A referendum on whether to amend the Constitution to give financial recognition to local government is set down for 14 September 2013.
Why has it been called? And if it is so necessary, why are people now asking for it to be postponed?
The legal impetus for this referendum came from the 2009 High Court decision Pape (yep, the fellow who tried to take away our tax bonuses). Before then, the Commonwealth Government had assumed it could make direct payments on any subject matter, regardless of whether it had a head of power to do so. Pape brought this into doubt, including the ability of the Commonwealth to directly fund local government programs, many of which are beyond the Commonwealth’s sphere of constitutional responsibility. In 2012, Williams (which struck down the National School Chaplaincy Program) perpetuated this doubt, the High Court insisting that the Commonwealth could only directly fund programs that were, amongst other things, within its legislative powers.
An independent expert panel (in December 2011) and a federal parliamentary committee (in March 2013) both recommended that a referendum on financial recognition of local government be put to Australian voters.
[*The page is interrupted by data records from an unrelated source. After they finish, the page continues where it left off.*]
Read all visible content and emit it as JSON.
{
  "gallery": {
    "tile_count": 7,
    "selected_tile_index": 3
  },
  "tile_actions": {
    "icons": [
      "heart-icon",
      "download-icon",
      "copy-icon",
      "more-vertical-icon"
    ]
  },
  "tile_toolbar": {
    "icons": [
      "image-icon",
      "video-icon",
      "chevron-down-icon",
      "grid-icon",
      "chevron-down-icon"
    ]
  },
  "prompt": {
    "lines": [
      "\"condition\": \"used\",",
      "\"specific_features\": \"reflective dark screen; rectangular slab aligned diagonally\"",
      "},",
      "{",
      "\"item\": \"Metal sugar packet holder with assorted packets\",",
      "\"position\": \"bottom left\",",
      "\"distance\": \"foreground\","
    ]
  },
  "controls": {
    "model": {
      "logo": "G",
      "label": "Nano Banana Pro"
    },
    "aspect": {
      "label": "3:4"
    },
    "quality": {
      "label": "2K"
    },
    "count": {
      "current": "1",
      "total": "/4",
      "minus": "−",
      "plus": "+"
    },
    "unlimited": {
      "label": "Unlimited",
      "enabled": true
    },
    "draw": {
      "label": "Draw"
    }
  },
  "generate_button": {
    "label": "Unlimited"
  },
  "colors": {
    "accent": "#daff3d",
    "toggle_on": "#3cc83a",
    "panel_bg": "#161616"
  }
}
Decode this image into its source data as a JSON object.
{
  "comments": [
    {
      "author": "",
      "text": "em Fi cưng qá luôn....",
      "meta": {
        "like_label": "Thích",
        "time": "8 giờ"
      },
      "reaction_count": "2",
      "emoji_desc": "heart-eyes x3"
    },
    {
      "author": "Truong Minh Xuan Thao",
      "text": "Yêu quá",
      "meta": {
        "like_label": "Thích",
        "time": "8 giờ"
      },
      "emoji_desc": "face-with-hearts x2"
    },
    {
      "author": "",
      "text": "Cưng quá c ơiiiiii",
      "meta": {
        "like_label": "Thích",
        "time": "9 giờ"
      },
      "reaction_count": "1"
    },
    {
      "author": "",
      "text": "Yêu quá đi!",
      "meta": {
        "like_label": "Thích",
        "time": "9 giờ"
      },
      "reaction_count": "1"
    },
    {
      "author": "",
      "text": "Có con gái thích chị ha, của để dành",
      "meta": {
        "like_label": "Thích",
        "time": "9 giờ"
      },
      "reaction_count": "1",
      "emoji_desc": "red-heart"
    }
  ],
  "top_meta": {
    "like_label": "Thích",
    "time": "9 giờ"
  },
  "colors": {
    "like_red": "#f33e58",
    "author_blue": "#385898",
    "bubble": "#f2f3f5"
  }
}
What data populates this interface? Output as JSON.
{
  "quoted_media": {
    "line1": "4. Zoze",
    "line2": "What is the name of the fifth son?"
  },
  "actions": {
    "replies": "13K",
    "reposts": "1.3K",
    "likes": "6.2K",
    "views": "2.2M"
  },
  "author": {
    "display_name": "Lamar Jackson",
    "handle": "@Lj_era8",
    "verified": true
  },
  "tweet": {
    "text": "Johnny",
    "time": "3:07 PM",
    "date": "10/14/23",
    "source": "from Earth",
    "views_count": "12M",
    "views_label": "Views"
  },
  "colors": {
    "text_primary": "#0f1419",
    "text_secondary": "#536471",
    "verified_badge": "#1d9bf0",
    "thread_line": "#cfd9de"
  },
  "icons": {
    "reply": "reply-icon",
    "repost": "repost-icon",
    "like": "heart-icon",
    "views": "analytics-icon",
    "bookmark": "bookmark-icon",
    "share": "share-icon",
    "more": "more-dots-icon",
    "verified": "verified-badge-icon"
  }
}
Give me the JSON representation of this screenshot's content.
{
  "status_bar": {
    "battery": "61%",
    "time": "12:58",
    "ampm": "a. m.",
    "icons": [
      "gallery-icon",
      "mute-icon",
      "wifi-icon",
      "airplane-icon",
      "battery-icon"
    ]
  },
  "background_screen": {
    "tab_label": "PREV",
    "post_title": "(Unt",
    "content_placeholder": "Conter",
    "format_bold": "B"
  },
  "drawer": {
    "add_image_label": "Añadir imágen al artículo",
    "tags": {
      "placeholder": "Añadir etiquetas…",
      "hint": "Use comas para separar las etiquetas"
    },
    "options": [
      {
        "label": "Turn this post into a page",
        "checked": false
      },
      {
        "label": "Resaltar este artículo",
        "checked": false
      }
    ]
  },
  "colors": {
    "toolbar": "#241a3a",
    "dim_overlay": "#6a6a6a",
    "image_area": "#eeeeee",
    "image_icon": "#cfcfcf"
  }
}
On 16 May 2013, the Federal Government released a Bill containing the proposed text of a referendum. The proposed amendment gives the Commonwealth power to bypass the States and make payments directly to local government. At the moment, the Commonwealth’s grants power (s 96 of the Constitution) allows it to make payments to the States on such terms and conditions as the Parliament thinks fit. The amendment extends that power to local governments.
Some have called for the referendum to be delayed until the Federal Government has properly educated the public on why this change is necessary. Public consultation is always important in ensuring civic engagement with legislative change. But it takes on additional significance given that s 128 of the Constitution requires a referendum by the people to effect constitutional change. People need to be given proper explanations of both sides of the debate if a referendum is to be in the true spirit of s 128 and if they are to have any confidence in any proposed change. The two-week consultation period allowed for the draft Bill was arguably inadequate given the significance of the issues.
Further, the education process has not been conducive to voters making an informed choice come September 14.
Firstly, it has been sold as a referendum to ‘recognise local government’, which is not quite right. The 2011 expert panel identified four types of local government constitutional recognition: symbolic recognition (e.g. in a preamble), financial recognition, democratic recognition (i.e. changing the Constitution to guarantee that local councils are elected bodies) and recognition through federal cooperation (i.e. changing the Constitution to explicitly encourage cooperation between governments). This referendum only progresses one type of recognition – financial. Is this a genuine recognition of local government as a legitimate third tier of government?
Secondly, this referendum has been presented to the public as the closing of a technical loophole. ‘We don’t want to bore the Australian electorate to death with something that is essentially housekeeping,’ the then Minister for Local Government said when he was asked about the short period between the introduction of the Bill and the referendum. Yet the proposed change is a significant restructuring of the federal power balance established by the Constitution and is neither simple nor essential for the continued existence of local government programs.
Arguments are being made both for and against the proposed amendment. In the meantime, the Constitution already provides a mechanism for funding to local government to continue. Under s 96, the Commonwealth has the power to make grants to the States on the condition that all the money is passed on to local government. This is the way that the Commonwealth has provided funding to local government since the 1920s and it is constitutionally valid.
It is still possible for the Federal Government to include in the pamphlet distributed to voters YES and NO cases that genuinely and comprehensively represent the true nature of this proposed amendment. It is also possible for it to fund an education campaign that properly explains both cases to the public. But only then can people genuinely engage in the process contemplated by s 128 of the Constitution. And that is why people are calling for the September 14 referendum to be postponed.
What do you think about the timing of this referendum? About referenda in Australia generally?
If you are in the Victorian Government and would like advice about this referendum or on how your program fares as a result of the funding uncertainty caused by the Williams case, please contact:
Assistant Victorian Government Solicitor
t 8684 0416